Germline and Somatic Mosaicism for FGFR2 Mutation in the Mother of a Child With Crouzon Syndrome: Implications for Genetic Testing in ‘‘Paternal Age-Effect’’ SyndromesAm J Med Genet Part A (2010)
Crouzon syndrome is a dominantly inherited disorder characterized by craniosynostosis and facial dysostosis, caused by mutations in the fibroblast growth factor receptor 2 (FGFR2) gene; it belongs to a class of disorders thatmostly arise as de novo mutations and exhibit a near-exclusive paternal origin of mutation and elevated paternal age (‘‘paternal age effect’’). However, even if this is the major mode of origin of mutations in paternal
age-effect disorders, germline mosaicism may also occur. Here we describe the first molecularly documented evidence of germline and somatic mosaicism for FGFR2 mutation, identified in the mother of a child with Crouzon syndrome caused by a heterozygous c.1007A>G (p.Asp336Gly) substitution. Levels of maternal somatic mosaicism for this mutation, estimated by pyrosequencing, ranged from 3.3% in hair roots to 14.1% in
blood. Our observation underlines the importance of parental molecular testing for accurate genetic counseling of the risk of recurrence for Crouzon, and other paternal age-effect syndromes.
- craniosynostosis; paternal age-effect disorders; Crouzon syndrome; germline mosaicism; FGFR2
Publication DateSpring April 24, 2010
Citation Informationjasmine Lim. "Germline and Somatic Mosaicism for FGFR2 Mutation in the Mother of a Child With Crouzon Syndrome: Implications for Genetic Testing in ‘‘Paternal Age-Effect’’ Syndromes" Am J Med Genet Part A (2010)
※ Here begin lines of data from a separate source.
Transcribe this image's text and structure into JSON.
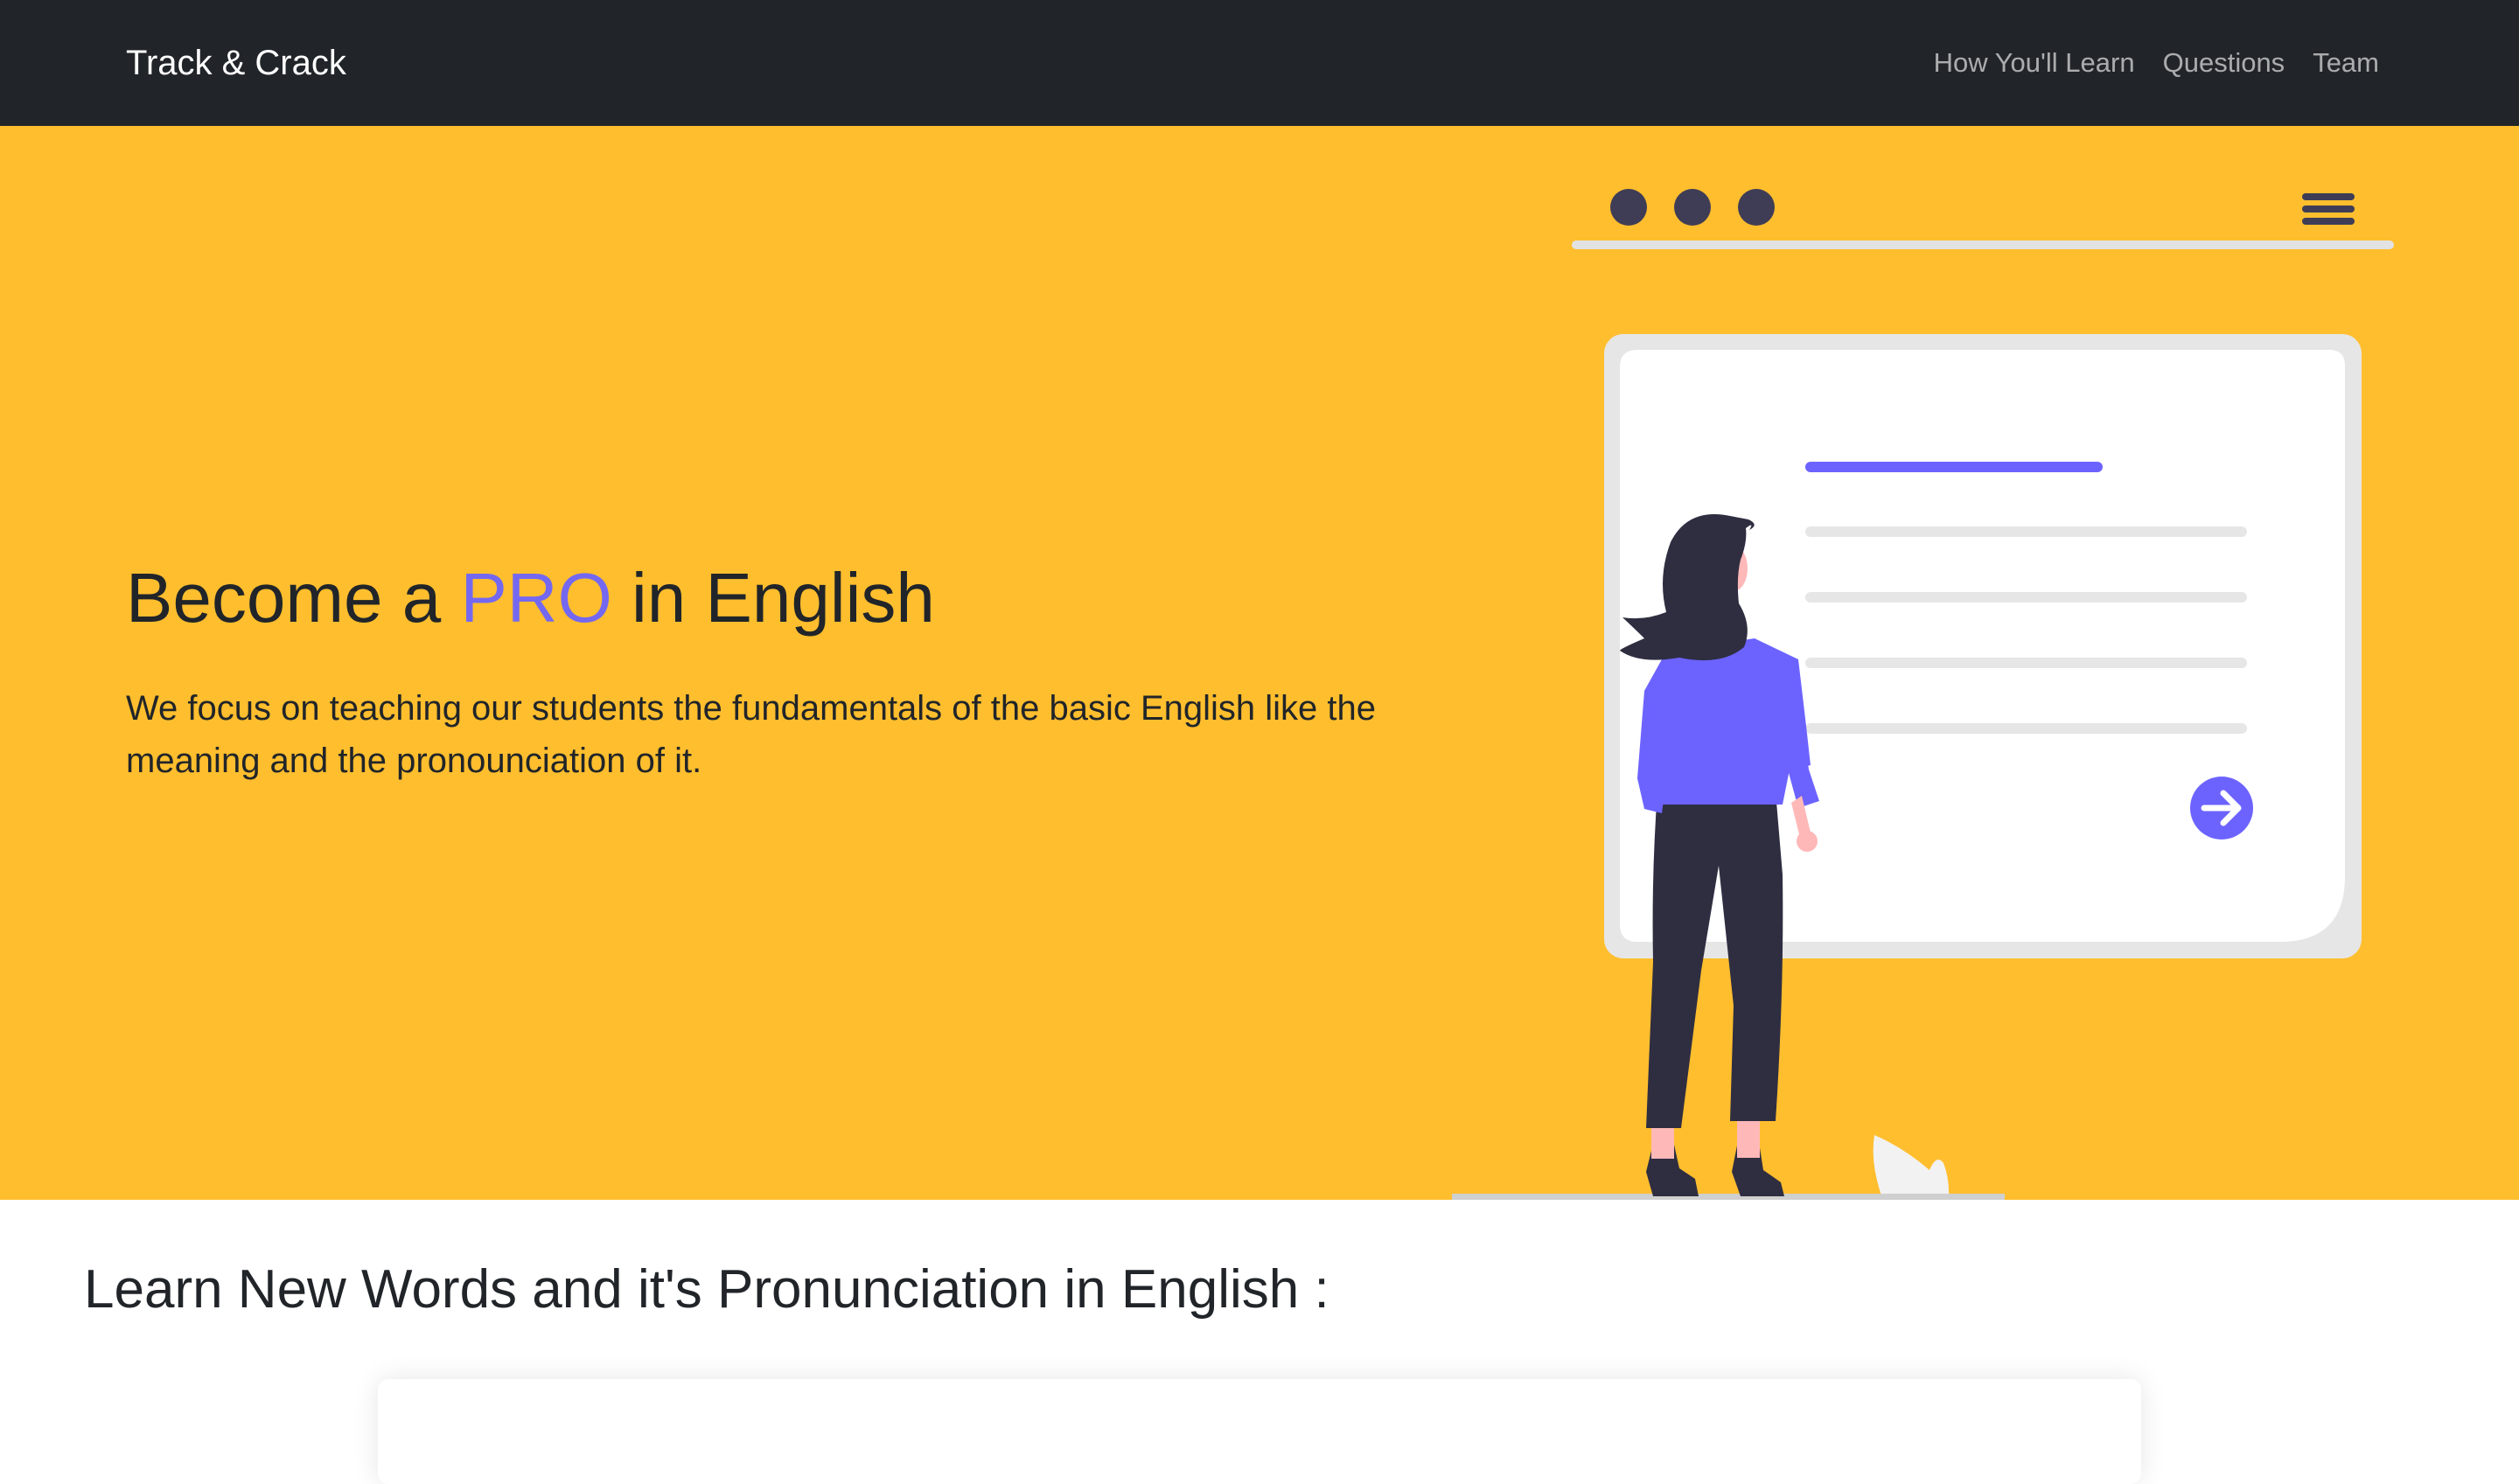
{
  "navbar": {
    "brand": "Track & Crack",
    "links": [
      {
        "label": "How You'll Learn"
      },
      {
        "label": "Questions"
      },
      {
        "label": "Team"
      }
    ]
  },
  "hero": {
    "title_prefix": "Become a",
    "title_highlight": "PRO",
    "title_suffix": "in English",
    "description": "We focus on teaching our students the fundamentals of the basic English like the meaning and the pronounciation of it."
  },
  "words_section": {
    "title": "Learn New Words and it's Pronunciation in English :"
  },
  "colors": {
    "navbar_bg": "#212529",
    "hero_bg": "#ffbe2e",
    "accent": "#7568f0",
    "text": "#212529"
  }
}
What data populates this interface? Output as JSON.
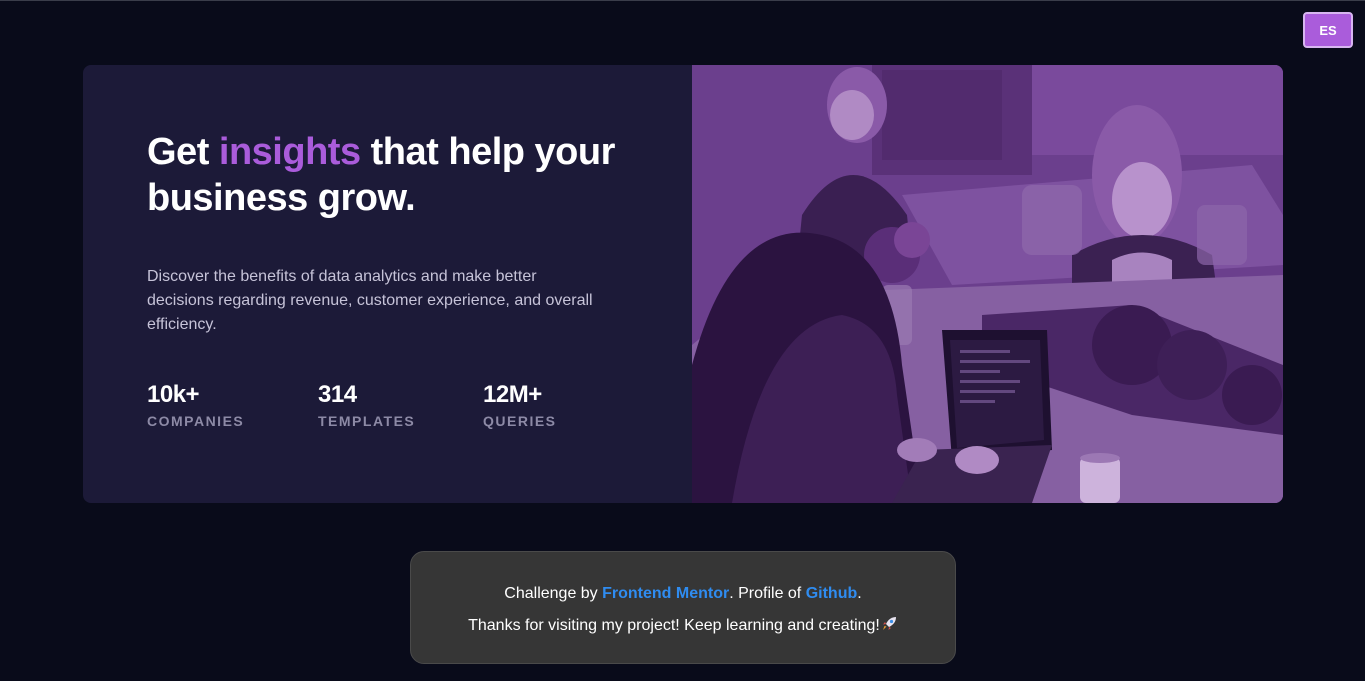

Available at: http://works.bepress.com/jasmine-lim/5/